There have been numerous studies about how people are not working in their dream job. Most people think the best way to change this statistic for you to start your own business. However, this was not an option for. I’m single. I don’t come from a wealthy family. I have no one that I can go to for support. If I quit my job and the business failed, I would be in a serious financial hot mess.
I decided that I would be one of those “crazy” people who pursued their passion while bringing in a steady income. While I was working my 9 to 5, I created a blog called Starengu. This decision left me feeling just as fulfilled. It satisfied my desire for entrepreneurship, keeping up with technology, while not having to stress over how I am going to pay my monthly bills.
For many reasons, it is good to have an outlet. After being on my job for almost six years, I was laid off. This blog helped to pay the bills. I’m really glad I took time to invest in myself and I encourage others to do the same.
Although you will run into some narrow-minded recruiters who are intimidated that a person can handle more than one job, I encourage everyone to invest in themselves to satisfy their desire for fulfillment outside of their 9 to 5 job.
Starengu is where I blog about marketing, productivity, and technology. I treat my blog as a side hustle. It’s my opportunity to connect with other bloggers and small business owners who may or may not have this knowledge. Everything I created for Starengu was built during my spare time (i.e. lunchtime, after work, evenings and weekends). I spend my spare time blogging because it is a fun creative outlet for me. Emphasis on MY spare time.
I was proud of my blog so I included it in my LinkedIn profile. You can imagine how excited I was when I came across job applications that provided an option to list your blog/website. My blog was finally going to get the love I thought it deserved.

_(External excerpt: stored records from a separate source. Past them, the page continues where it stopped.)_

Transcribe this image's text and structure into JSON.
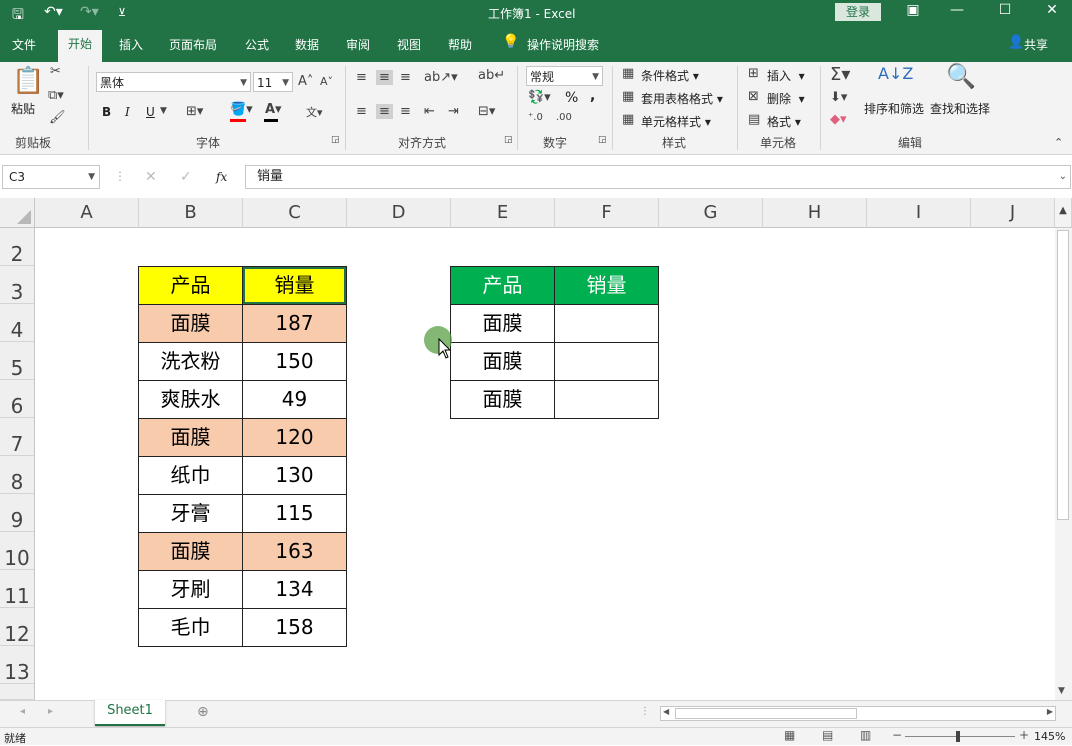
{
  "title": {
    "doc": "工作簿1",
    "sep": "-",
    "app": "Excel",
    "login": "登录"
  },
  "tabs": [
    "文件",
    "开始",
    "插入",
    "页面布局",
    "公式",
    "数据",
    "审阅",
    "视图",
    "帮助"
  ],
  "tell_me": "操作说明搜索",
  "share": "共享",
  "ribbon": {
    "clipboard": {
      "paste": "粘贴",
      "label": "剪贴板"
    },
    "font": {
      "name": "黑体",
      "size": "11",
      "bold": "B",
      "italic": "I",
      "underline": "U",
      "label": "字体"
    },
    "alignment": {
      "label": "对齐方式"
    },
    "number": {
      "format": "常规",
      "percent": "%",
      "comma": ",",
      "label": "数字"
    },
    "styles": {
      "conditional": "条件格式",
      "table": "套用表格格式",
      "cell": "单元格样式",
      "label": "样式"
    },
    "cells": {
      "insert": "插入",
      "delete": "删除",
      "format": "格式",
      "label": "单元格"
    },
    "editing": {
      "sort": "排序和筛选",
      "find": "查找和选择",
      "label": "编辑"
    }
  },
  "formula_bar": {
    "name_box": "C3",
    "fx": "fx",
    "value": "销量"
  },
  "columns": [
    "A",
    "B",
    "C",
    "D",
    "E",
    "F",
    "G",
    "H",
    "I",
    "J"
  ],
  "rows": [
    "2",
    "3",
    "4",
    "5",
    "6",
    "7",
    "8",
    "9",
    "10",
    "11",
    "12",
    "13"
  ],
  "table1": {
    "header": [
      "产品",
      "销量"
    ],
    "rows": [
      [
        "面膜",
        "187"
      ],
      [
        "洗衣粉",
        "150"
      ],
      [
        "爽肤水",
        "49"
      ],
      [
        "面膜",
        "120"
      ],
      [
        "纸巾",
        "130"
      ],
      [
        "牙膏",
        "115"
      ],
      [
        "面膜",
        "163"
      ],
      [
        "牙刷",
        "134"
      ],
      [
        "毛巾",
        "158"
      ]
    ]
  },
  "table2": {
    "header": [
      "产品",
      "销量"
    ],
    "rows": [
      [
        "面膜",
        ""
      ],
      [
        "面膜",
        ""
      ],
      [
        "面膜",
        ""
      ]
    ]
  },
  "colors": {
    "excel_green": "#217346",
    "header_yellow": "#ffff00",
    "header_green": "#00b050",
    "highlight": "#f8cbad"
  },
  "sheet_tab": "Sheet1",
  "status": {
    "ready": "就绪",
    "zoom": "145%"
  }
}
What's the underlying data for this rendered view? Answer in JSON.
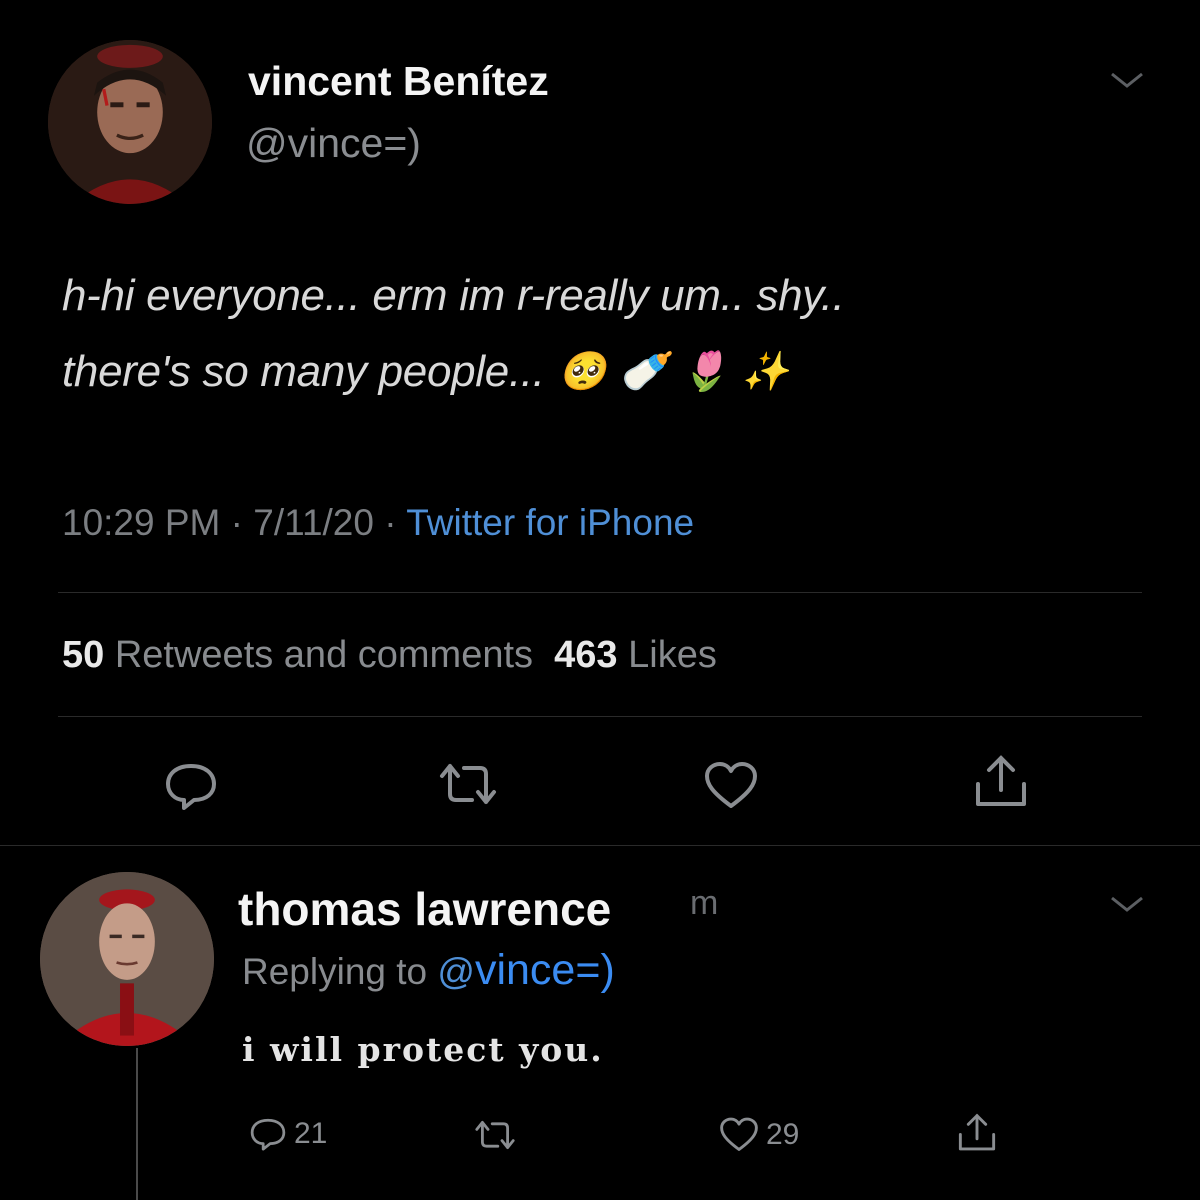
{
  "tweet": {
    "author_name": "vincent Benítez",
    "author_handle": "@vince=)",
    "text_line1": "h-hi everyone... erm im r-really um.. shy..",
    "text_line2": "there's so many people...",
    "emojis": [
      "🥺",
      "🍼",
      "🌷",
      "✨"
    ],
    "time": "10:29 PM",
    "date": "7/11/20",
    "source": "Twitter for iPhone",
    "retweets_count": "50",
    "retweets_label": "Retweets and comments",
    "likes_count": "463",
    "likes_label": "Likes",
    "separator": "·"
  },
  "reply": {
    "author_name": "thomas lawrence",
    "trailing_fragment": "m",
    "replying_prefix": "Replying to",
    "replying_at": "@",
    "replying_handle": "vince=)",
    "text": "i will protect you.",
    "reply_count": "21",
    "like_count": "29"
  },
  "colors": {
    "background": "#000000",
    "link": "#4f8fd6",
    "handle_blue": "#3b8cf2",
    "muted": "#7b7e82"
  },
  "icons": [
    "chevron-down-icon",
    "reply-icon",
    "retweet-icon",
    "like-icon",
    "share-icon"
  ]
}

My blog was never a “problem” when recruiters were actively recruiting me to join their company while I was working at my last job. However, when I was unemployed the conversation went a little something like this:
Recruiter: “It’s great that you took the initiative to start a blog. That is so awesome. Is your blog something you plan on keeping up when you return back to work?”
Me: “Yes, this is definitely something that I plan on continuing. I started this blog while I was working during my spare time. It doesn’t interfere with my work because it’s something that I do in my spare time.”
Many recruiters have even stated how impressed they were with my experience at Starengu BEFORE I explained that it was a blog! The irony is that these are the same recruiters who most likely would not have given me the time of day if I did not have my blog listed on my LinkedIn profile. An employer should NOT have an issue with their employees having a blog, podcast, etc. (especially, if it is within their field). If anything this should be encouraged for the following reasons:
Let’s be real. There will always be aspects of your job that you don’t enjoy. Creative outlets like blogging, podcasting, etc. enable your employees to feel more energized to complete those mundane tasks.
Many times when employees pursue a side hustle their tends to be a correlation to their current job. Even if it’s not, the mere fact that they are proactive in gaining the skills they lack positions them to be in an even better position to help your company.
The majority of your employers work to live, not live to work. Even if an employee is not working their “dream job” they will still make an effort to do their job to the best of their ability. Many employees that pursue a side hustle fund it with their job. Their actual job may not promote them or provide them with a bonus. Therefore, it’s only fair that an employee should be able to pursue other ways to make up for the lack of income they aren’t receiving from their job.
Employers need to remember that they are hiring people NOT buying them. You cannot control every aspect of your employees’ life. What they choose to do with their paycheck is up to them. Your employees’ blog is not your competition. You should view it as a tool that demonstrates how passionate they are about helping people, continuing their education, demonstrating their expertise, etc.
Employees spend the majority of their day at work. Companies should not place themselves in a position to further monopolize their employees’ time by discouraging or denying their right to start a blog. Encouraging your staff to express their creativity will help prevent them from searching for greener pastures.